You will choose either PRO (in favor of) or CON (against) side for your debate topic. You CAN have ONE PARTNER, but you do not have to – and you definitely can’t have more than one partner.

If you choose to have a partner in your debate, you must both speak EQUALLY – no one is allowed to be silent during the debate.

We will be having our debates in class over the next three days. You’ll have the rest of this class period to research your topic and form your argument. Here’s how the debate will be structured:

  • Coin flip to see if pro or con goes first
  • Approximately one minute “opening statement” from each side (about a page of writing)
  • Whoever went first gets to respond to the other side’s points, and then vice versa.
  • Approximately one minute closing statement from each side (about a page of writing – For partners, if you gave the opening statement, your partner must give the closing statement).
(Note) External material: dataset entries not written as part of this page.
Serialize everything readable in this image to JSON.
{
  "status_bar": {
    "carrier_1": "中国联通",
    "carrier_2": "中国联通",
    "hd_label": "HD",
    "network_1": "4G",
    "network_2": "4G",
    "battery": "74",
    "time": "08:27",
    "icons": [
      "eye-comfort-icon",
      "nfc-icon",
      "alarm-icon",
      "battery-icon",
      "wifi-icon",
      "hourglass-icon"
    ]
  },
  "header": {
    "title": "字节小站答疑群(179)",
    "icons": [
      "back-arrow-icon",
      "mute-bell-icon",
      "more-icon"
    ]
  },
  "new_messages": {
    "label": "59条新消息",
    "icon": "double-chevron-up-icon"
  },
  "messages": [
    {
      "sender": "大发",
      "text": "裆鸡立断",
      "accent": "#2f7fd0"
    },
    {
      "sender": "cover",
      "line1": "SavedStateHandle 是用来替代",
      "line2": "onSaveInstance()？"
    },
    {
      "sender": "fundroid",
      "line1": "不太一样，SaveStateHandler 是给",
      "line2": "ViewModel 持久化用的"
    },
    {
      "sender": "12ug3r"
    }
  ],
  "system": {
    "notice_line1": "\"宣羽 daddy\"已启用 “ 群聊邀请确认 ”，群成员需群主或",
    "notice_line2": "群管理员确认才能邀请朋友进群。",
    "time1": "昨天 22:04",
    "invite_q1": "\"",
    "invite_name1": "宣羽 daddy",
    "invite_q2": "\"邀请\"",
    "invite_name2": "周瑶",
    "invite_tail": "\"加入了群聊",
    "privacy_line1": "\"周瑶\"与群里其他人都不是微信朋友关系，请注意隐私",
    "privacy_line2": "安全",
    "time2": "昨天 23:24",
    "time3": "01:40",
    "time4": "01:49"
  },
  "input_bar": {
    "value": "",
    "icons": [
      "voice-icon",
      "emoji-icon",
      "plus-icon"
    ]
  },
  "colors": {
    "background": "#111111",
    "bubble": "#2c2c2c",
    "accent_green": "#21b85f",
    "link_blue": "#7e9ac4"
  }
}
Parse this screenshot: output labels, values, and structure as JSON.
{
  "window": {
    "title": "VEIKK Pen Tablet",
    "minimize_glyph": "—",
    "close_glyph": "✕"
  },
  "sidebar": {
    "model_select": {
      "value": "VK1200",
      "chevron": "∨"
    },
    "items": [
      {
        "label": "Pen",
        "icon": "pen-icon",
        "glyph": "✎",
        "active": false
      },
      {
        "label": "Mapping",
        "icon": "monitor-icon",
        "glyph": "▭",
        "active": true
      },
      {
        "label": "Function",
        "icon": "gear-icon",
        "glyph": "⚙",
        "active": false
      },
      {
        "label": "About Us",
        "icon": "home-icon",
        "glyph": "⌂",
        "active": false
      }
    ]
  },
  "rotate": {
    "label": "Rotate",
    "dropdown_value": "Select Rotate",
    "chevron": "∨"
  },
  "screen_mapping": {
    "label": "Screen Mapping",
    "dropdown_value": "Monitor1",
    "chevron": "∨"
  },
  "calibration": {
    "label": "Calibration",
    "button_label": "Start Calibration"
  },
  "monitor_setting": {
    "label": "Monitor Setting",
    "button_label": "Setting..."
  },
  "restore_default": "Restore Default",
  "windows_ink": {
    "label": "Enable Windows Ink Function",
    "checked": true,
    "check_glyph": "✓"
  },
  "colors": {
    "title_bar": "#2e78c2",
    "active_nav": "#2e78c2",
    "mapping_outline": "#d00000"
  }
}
You should write out your intro and closing statements, as well as a page-ish of points you think the opposition will make and how you can respond to them.

You have the rest of class to research and put your debate together. GO!

Which side of the argument would you like to make a speech for period 3

Closing Session
Check in! How prepared are you feeling? I’m going to cut apart the sign up sheet and draw debates from a hat. The first five will go TOMORROW!

Assessment
Formative (debate prep check in)

Differentiation
Interest (student choice of topics)

AP Lang: Logical Fallacies, Day 2

Standards

  • ELAGSE11-12RI5 Analyze and evaluate the effectiveness of the structure an author uses in his or her exposition or argument, including whether the structure makes points clear, convincing, and engaging. Georgia ELA
  • ELAGSE11-12L3 Apply knowledge of language to understand how language functions in different contexts, to make effective choices for meaning or style, and to comprehend more fully when reading or listening. Georgia ELA
  • ELAGSE11-12L6 Acquire and use accurately general academic and domain-specific words and phrases, sufficient for reading, writing, speaking, and listening at the college and career readiness level; demonstrate independence in gathering vocabulary knowledge when considering a word or phrase important to comprehension or expression. Georgia ELA

Learning Target
Students will analyze their own writing for use of logical fallacies and then strengthen their writing by incorporating the rhetorical devices we have studied.

Opening Session
FRIDAY POP QUIZ!!! We’ll be quizzing over the logical fallacies we studied earlier this week 🙂

Work Session
I’m going to hand back the letters you wrote on Monday. Our goal today will be to revise your letters to remove any logical fallacies you wrote in before, and to add in some of the best rhetorical strategies you can.

Read through your letter on your own first, and then trade with a friend. Read through your friend’s letter and mark any logical fallacies you see, as well as places where you think your friend could strengthen their writing.

After we do our peer editing, grab a fresh new sheet of paper and rewrite a final draft of your letter, taking into account everything you have learned this week and the advice you were given by your friend.

If you want an extra challenge, take the letter home and see if you can convince mom or dad or whomever you stay with to do the thing!

Closing Session
Share out! I’ll take two volunteers to share their letters with the class 🙂

Assessment
Formative (letter revisions)

Differentiation
Interest (student choice of topic)